Stored entries:
------------

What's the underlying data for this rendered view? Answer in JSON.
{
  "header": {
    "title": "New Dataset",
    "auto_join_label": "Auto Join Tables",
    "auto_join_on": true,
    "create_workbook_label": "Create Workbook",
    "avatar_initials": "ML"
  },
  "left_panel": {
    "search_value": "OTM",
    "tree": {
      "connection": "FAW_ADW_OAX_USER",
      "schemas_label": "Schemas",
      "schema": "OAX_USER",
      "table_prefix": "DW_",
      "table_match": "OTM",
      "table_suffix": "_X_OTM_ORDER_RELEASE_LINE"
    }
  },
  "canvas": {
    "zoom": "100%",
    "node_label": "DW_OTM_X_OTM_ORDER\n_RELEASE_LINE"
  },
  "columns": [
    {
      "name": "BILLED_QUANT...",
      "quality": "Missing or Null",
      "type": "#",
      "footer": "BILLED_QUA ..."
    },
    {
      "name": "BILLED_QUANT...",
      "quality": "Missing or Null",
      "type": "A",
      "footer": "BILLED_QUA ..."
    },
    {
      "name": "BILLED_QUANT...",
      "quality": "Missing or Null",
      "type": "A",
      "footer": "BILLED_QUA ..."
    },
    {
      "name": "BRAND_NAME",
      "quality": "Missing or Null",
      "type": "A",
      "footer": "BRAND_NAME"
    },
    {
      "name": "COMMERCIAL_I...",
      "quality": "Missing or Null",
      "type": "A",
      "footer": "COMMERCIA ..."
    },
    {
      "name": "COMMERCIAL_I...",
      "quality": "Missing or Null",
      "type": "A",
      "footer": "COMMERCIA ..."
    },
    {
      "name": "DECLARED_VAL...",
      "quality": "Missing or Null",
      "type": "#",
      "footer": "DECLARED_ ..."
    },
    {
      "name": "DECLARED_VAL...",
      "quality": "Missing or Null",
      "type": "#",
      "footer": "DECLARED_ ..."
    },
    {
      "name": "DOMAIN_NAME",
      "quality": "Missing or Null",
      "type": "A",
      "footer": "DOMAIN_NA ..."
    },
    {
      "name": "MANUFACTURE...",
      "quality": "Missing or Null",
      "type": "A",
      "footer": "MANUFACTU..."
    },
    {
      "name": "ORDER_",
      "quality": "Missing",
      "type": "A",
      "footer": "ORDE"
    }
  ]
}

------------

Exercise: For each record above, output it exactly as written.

Output:
What's the underlying data for this rendered view? Answer in JSON.
{
  "header": {
    "title": "New Dataset",
    "auto_join_label": "Auto Join Tables",
    "auto_join_on": true,
    "create_workbook_label": "Create Workbook",
    "avatar_initials": "ML"
  },
  "left_panel": {
    "search_value": "OTM",
    "tree": {
      "connection": "FAW_ADW_OAX_USER",
      "schemas_label": "Schemas",
      "schema": "OAX_USER",
      "table_prefix": "DW_",
      "table_match": "OTM",
      "table_suffix": "_X_OTM_ORDER_RELEASE_LINE"
    }
  },
  "canvas": {
    "zoom": "100%",
    "node_label": "DW_OTM_X_OTM_ORDER\n_RELEASE_LINE"
  },
  "columns": [
    {
      "name": "BILLED_QUANT...",
      "quality": "Missing or Null",
      "type": "#",
      "footer": "BILLED_QUA ..."
    },
    {
      "name": "BILLED_QUANT...",
      "quality": "Missing or Null",
      "type": "A",
      "footer": "BILLED_QUA ..."
    },
    {
      "name": "BILLED_QUANT...",
      "quality": "Missing or Null",
      "type": "A",
      "footer": "BILLED_QUA ..."
    },
    {
      "name": "BRAND_NAME",
      "quality": "Missing or Null",
      "type": "A",
      "footer": "BRAND_NAME"
    },
    {
      "name": "COMMERCIAL_I...",
      "quality": "Missing or Null",
      "type": "A",
      "footer": "COMMERCIA ..."
    },
    {
      "name": "COMMERCIAL_I...",
      "quality": "Missing or Null",
      "type": "A",
      "footer": "COMMERCIA ..."
    },
    {
      "name": "DECLARED_VAL...",
      "quality": "Missing or Null",
      "type": "#",
      "footer": "DECLARED_ ..."
    },
    {
      "name": "DECLARED_VAL...",
      "quality": "Missing or Null",
      "type": "#",
      "footer": "DECLARED_ ..."
    },
    {
      "name": "DOMAIN_NAME",
      "quality": "Missing or Null",
      "type": "A",
      "footer": "DOMAIN_NA ..."
    },
    {
      "name": "MANUFACTURE...",
      "quality": "Missing or Null",
      "type": "A",
      "footer": "MANUFACTU..."
    },
    {
      "name": "ORDER_",
      "quality": "Missing",
      "type": "A",
      "footer": "ORDE"
    }
  ]
}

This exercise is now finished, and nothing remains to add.